A New Psalms Album
A few weeks ago I received a small package from a man announcing himself as the father of one Wendell Kimbrough, and containing his son's new cd of Psalms. I always wince at such arrivals on the grounds that I fear I am going to have to come perilously close to breaking the Ninth Commandment when I write back expressing my thanks and appreciation.
I've always been an advocate of psalm singing. Yes, I know that it has to be done well. Flat acapella singing of the whole of Psalm 137 to the tune 'Smallpox' is not going to lift many people's hearts heavenwards. But the Psalms do articulate a range of human emotion in response to life and to God which are rarely found elsewhere. They allow us to mourn and they allow us to rejoice, and all points in between, in songs of praise to our Lord. So I am always interested in anybody doing anything new and interesting with them.
Well, the cd sat on the passenger seat of my car, unlistened to, for some days until my wife and I were traveling to church. My usual preference is nothing at all or a bit of The Kinks' Muswell Hillbillies on a Sunday morning (not a particularly godly choice, I confess, but definitely very English). My wife being somewhat more sanctified than me picked up the Psalm cd, ejected Ray and the boys and inserted it into the player. All without asking my permission, mind you -- that's how far I've slipped down the egalitarian road. She'll be wearing trousers, cutting her hair, and wanting the vote next. Where will it end?
Anyway, we listened. And I was impressed. This is a musician with talent, a great voice, and a feel for what contemporary tunes fit with the words. I would say that there are touches of American folk -- perhaps particularly tones of Dylan and also The Band -- and some traditional country and western (a style of music which is not one I typically appreciate but does seem to be OK here). And I lack the ability to know whether all or any of the compositions would transfer to congregational singing. But this is good. Really good. And I would recommend it to anyone who loves the Psalms and simply wants to hear how these old songs can be set to attractive and varied contemporary arrangements.
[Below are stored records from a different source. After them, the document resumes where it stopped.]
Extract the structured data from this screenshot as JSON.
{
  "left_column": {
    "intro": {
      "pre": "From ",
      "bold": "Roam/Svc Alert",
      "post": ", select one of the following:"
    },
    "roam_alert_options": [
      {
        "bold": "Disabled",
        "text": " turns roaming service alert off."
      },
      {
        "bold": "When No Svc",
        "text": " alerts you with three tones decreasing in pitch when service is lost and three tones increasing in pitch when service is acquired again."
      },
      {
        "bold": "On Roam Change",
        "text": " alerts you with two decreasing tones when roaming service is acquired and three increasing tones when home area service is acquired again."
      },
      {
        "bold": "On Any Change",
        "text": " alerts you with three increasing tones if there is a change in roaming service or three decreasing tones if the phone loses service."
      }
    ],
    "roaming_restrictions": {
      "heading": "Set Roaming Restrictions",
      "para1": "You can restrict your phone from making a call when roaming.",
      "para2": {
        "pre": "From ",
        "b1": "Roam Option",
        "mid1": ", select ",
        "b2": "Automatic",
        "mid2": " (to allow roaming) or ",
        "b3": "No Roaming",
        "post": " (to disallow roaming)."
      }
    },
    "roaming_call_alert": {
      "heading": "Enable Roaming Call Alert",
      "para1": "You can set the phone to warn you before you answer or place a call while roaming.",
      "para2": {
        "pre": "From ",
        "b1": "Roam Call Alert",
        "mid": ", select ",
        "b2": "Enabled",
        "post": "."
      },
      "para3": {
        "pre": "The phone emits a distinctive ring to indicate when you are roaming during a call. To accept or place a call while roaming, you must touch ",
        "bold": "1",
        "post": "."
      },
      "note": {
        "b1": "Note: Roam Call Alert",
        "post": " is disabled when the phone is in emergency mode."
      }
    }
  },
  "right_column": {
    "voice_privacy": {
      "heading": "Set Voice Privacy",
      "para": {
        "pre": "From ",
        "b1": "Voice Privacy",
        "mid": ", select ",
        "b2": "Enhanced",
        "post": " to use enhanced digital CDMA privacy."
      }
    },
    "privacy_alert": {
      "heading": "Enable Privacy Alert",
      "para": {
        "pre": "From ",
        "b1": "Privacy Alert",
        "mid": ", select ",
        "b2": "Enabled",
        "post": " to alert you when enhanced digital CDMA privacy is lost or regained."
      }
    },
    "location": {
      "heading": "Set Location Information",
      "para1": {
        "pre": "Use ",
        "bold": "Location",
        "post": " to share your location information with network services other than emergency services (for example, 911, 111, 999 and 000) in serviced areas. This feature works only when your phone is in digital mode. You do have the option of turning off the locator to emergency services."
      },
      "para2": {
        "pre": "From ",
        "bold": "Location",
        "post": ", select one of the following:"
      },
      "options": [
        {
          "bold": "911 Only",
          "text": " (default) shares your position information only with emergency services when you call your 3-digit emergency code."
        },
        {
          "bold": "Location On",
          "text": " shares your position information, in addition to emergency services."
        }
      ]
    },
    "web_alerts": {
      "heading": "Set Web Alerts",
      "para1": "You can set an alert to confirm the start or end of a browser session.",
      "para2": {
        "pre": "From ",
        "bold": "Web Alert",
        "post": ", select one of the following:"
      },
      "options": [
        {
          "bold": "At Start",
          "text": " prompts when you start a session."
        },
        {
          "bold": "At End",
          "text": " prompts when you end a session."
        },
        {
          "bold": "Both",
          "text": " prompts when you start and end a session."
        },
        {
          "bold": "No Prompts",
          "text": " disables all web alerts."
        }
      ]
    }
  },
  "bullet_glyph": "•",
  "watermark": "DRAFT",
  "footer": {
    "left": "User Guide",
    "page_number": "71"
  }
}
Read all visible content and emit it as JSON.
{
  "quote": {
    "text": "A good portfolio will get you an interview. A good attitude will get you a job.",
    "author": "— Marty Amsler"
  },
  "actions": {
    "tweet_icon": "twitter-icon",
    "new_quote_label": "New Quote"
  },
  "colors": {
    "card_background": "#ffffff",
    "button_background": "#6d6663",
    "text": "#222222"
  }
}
The album can be ordered from here. I hope that in coming years we will see Wendell Kimbrough doing much more of the same with the Psalter. And, for the record, I did not need to worry about breaking the Ninth Commandment in my note of thanks.